- Exercise details -
Without omitting anything, copy every entry word for word.

- Information provided -

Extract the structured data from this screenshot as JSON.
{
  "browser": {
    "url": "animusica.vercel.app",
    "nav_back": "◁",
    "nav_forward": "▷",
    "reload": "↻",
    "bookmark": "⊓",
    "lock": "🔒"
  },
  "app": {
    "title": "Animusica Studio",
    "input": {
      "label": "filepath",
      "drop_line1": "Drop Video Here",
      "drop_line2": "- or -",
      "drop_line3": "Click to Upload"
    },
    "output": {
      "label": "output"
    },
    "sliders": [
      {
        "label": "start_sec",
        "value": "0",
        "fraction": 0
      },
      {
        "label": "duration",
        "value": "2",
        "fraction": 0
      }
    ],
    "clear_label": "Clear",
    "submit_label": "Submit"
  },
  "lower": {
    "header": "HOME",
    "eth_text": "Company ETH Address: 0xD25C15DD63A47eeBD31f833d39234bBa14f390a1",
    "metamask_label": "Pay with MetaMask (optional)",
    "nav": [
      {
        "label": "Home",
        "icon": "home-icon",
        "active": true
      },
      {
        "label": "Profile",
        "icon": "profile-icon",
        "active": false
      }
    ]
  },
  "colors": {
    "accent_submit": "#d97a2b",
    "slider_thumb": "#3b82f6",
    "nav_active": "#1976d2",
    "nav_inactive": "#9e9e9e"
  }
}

- Answer for the task -
Extract the structured data from this screenshot as JSON.
{
  "browser": {
    "url": "animusica.vercel.app",
    "nav_back": "◁",
    "nav_forward": "▷",
    "reload": "↻",
    "bookmark": "⊓",
    "lock": "🔒"
  },
  "app": {
    "title": "Animusica Studio",
    "input": {
      "label": "filepath",
      "drop_line1": "Drop Video Here",
      "drop_line2": "- or -",
      "drop_line3": "Click to Upload"
    },
    "output": {
      "label": "output"
    },
    "sliders": [
      {
        "label": "start_sec",
        "value": "0",
        "fraction": 0
      },
      {
        "label": "duration",
        "value": "2",
        "fraction": 0
      }
    ],
    "clear_label": "Clear",
    "submit_label": "Submit"
  },
  "lower": {
    "header": "HOME",
    "eth_text": "Company ETH Address: 0xD25C15DD63A47eeBD31f833d39234bBa14f390a1",
    "metamask_label": "Pay with MetaMask (optional)",
    "nav": [
      {
        "label": "Home",
        "icon": "home-icon",
        "active": true
      },
      {
        "label": "Profile",
        "icon": "profile-icon",
        "active": false
      }
    ]
  },
  "colors": {
    "accent_submit": "#d97a2b",
    "slider_thumb": "#3b82f6",
    "nav_active": "#1976d2",
    "nav_inactive": "#9e9e9e"
  }
}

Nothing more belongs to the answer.